- Agents receive payment directly from production companies or talent payroll services. They subtract their 10 to 20 percent commission, and then cut the actor a check for the remaining balance the actor has earned
- Commission structure is set by the unions and state licensing board and may not exceed this
- Talent agents must be licensed and bonded within the state in which they are operating. Licensed agents are subject to state regulation
- Agents have access to the casting breakdown services and directly submit actors for roles. Managers may or may not have access to the same services.
- Only agents and attorneys can legally handle and negotiate talent contracts for actors
- Talent agents are often franchised by SAG-AFTRA and are required to use SAG-AFTRA union contracts for union talent
- Agents may also be a member of ATA – Association of Talent Agents and use a general service agreement contract for non-union talent
- Agents and agencies tend to be specialized and represent actors in one or two categories only: commercial, theatrical (film & television), voiceover, modeling, print, etc.
- Managers commission structure is typically 15 percent across the board – for EVERYTHING you book in addition to the 10 percent you are paying your agent. If you are represented by both an agent and manager, 25 percent of your gross income goes to representation. Having said that, without them, you may book significantly less and 100% of nothing is still nothing!
- Managers focus on developing strong relationships for you across the industry, as well as planning and optimizing the actor’s career path. They then help you put the steps in place to get where you want to go
- Your manager works with your agent, but takes a far more personalized approach to your acting career and helps you to make choices that make you highly marketable in your region and sector
- Managers may not act like agents. They are also not publicists, attorneys, or accountants, but can help an actor find the best people to bring onto their team
- Managers may not legally book work for talent, or handle or negotiate contracts on the actors behalf. Only state licensed agents may do this.
- Managers tend to have extremely beneficial connections across the industry. They may include agents, casting directors, directors and producers.
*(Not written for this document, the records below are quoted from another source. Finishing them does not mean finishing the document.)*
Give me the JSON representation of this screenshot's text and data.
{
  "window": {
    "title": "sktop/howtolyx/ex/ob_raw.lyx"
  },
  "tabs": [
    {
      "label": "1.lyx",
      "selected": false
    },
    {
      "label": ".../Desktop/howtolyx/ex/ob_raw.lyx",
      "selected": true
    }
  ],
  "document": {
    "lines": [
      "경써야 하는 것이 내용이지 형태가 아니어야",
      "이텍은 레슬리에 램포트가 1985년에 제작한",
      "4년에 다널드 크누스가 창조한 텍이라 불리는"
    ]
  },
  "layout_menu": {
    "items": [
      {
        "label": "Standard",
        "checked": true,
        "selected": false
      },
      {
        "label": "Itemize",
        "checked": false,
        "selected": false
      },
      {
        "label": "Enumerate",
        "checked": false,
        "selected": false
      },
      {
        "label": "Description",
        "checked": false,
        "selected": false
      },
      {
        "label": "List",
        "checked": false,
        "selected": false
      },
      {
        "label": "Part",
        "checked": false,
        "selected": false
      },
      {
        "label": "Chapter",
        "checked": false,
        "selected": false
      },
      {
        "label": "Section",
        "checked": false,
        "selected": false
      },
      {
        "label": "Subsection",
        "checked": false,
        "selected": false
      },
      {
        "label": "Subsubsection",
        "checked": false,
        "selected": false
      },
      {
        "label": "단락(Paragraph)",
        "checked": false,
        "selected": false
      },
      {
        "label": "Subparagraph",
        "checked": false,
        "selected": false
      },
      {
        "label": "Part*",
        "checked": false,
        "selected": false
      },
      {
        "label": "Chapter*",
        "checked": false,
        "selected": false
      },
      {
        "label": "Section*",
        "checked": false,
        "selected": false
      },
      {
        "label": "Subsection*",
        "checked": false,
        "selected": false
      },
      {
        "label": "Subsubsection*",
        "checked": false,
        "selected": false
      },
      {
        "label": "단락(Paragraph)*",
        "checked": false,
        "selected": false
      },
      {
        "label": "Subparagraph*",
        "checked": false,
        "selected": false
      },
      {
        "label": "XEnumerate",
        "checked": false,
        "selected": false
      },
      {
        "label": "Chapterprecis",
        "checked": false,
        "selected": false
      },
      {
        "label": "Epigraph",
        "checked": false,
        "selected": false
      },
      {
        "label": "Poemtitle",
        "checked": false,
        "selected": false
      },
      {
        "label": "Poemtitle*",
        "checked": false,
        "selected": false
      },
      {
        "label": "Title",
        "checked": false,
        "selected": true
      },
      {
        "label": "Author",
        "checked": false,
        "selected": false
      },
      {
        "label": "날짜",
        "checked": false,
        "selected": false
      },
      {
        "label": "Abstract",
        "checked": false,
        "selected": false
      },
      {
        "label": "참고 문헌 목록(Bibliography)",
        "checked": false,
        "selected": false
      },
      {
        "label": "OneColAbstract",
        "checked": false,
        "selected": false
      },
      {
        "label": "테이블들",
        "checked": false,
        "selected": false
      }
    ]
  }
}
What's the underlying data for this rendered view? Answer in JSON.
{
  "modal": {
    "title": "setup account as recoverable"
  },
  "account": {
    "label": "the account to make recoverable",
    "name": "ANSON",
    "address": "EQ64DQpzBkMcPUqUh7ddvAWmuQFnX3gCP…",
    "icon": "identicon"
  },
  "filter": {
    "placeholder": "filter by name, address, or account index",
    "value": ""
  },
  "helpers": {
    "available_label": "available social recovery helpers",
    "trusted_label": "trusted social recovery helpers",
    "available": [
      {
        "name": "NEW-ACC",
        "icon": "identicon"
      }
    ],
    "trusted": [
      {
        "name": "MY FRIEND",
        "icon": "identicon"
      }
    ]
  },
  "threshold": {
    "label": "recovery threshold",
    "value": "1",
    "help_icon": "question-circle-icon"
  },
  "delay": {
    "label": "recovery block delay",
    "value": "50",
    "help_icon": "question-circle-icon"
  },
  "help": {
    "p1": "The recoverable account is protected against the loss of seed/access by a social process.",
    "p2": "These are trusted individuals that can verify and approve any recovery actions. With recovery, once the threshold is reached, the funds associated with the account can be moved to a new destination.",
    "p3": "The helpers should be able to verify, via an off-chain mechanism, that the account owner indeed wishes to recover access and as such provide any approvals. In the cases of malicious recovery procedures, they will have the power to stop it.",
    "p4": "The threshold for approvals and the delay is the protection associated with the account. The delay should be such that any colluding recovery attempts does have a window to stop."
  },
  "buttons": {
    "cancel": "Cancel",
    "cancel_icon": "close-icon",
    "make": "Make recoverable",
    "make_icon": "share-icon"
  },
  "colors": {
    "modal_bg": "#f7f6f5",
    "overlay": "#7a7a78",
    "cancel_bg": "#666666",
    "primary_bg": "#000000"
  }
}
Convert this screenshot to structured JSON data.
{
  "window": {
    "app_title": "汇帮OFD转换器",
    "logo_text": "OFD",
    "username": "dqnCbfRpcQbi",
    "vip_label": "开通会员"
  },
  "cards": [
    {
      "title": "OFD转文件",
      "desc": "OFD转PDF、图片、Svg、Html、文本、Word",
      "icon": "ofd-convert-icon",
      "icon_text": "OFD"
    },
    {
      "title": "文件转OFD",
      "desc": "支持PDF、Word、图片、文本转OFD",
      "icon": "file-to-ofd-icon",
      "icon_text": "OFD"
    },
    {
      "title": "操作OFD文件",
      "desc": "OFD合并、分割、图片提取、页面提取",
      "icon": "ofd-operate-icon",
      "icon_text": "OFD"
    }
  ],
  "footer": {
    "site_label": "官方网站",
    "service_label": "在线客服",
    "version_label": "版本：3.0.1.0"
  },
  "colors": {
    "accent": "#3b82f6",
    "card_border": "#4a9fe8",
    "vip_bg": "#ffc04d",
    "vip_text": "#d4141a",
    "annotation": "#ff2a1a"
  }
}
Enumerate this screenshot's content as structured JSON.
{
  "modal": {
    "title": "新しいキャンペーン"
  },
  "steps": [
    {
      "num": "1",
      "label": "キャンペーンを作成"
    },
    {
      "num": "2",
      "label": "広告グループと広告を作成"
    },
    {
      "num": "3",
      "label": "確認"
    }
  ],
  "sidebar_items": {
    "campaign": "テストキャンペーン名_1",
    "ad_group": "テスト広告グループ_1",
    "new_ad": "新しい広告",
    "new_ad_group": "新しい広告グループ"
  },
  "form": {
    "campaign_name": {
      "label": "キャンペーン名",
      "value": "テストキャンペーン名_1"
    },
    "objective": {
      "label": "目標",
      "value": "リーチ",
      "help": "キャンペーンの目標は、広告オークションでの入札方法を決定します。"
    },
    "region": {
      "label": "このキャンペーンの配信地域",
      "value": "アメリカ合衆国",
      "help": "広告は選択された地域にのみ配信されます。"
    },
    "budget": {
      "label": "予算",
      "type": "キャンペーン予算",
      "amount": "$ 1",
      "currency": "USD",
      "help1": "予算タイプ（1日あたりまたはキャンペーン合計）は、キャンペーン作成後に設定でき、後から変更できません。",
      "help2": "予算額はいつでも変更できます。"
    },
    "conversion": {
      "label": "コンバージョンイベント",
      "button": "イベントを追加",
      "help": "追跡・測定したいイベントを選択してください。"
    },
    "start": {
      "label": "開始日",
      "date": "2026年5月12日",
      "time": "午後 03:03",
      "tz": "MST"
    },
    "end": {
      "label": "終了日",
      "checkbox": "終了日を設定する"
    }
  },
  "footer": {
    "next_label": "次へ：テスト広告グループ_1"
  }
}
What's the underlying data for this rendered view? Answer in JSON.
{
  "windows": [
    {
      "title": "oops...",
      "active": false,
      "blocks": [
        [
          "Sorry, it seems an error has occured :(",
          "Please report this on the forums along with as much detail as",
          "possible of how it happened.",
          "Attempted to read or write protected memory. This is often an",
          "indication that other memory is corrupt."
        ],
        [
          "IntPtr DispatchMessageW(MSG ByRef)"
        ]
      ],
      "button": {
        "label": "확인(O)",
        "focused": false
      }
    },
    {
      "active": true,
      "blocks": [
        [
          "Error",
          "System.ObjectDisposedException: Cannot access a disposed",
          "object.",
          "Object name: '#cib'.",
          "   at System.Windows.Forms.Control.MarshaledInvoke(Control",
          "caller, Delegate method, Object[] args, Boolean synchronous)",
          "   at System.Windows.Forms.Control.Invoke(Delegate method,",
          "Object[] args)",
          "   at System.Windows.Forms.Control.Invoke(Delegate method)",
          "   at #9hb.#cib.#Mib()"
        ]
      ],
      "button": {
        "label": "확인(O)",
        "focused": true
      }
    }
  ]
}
- It is not uncommon for managers to sign and unrepresented actor, work with them to develop their brand, and then place the actor with a particular agent or agency
- Managers can be very helpful for actors who have been experiencing difficulty in securing talent agency representation and / or booking jobs
- Managers may be members of the Talent Managers Association or the National Conference of Personal Managers but it is not required for managers to join these organizations. Having said that, some of the top managers in the industry have chosen not to join these organizations. Managers who are members have agreed to abide by the organization’s codes of ethics
So why have both?
The big LEGAL difference between agents and managers, at least in most states, is that agents have to be licensed and bonded, whereas anyone can set-up shop tomorrow as a manager. Because of the licensing, managers are not legally allowed to negotiate contracts for you – but they will absolutely push your agent to get you the best deal!
Managers also tend to have a good eye for diamonds in the rough, and they are much more likely to take on new and less experienced talent. It’s not uncommon in the U.S. for actors to sign with a manager first, and then for the manager to set up agent meetings.
The most important thing here is for you to do your due diligence. Know how the system works legally in whatever location your in, and then to look for agents and managers that would be a good fit for YOU.
Are you looking for an agent or manager?
What are your biggest challenges? Or do you have any tips or advice for other actors? Head to the comments and tell me about it, then tweet it, post it, pin it and share this post if it helped you!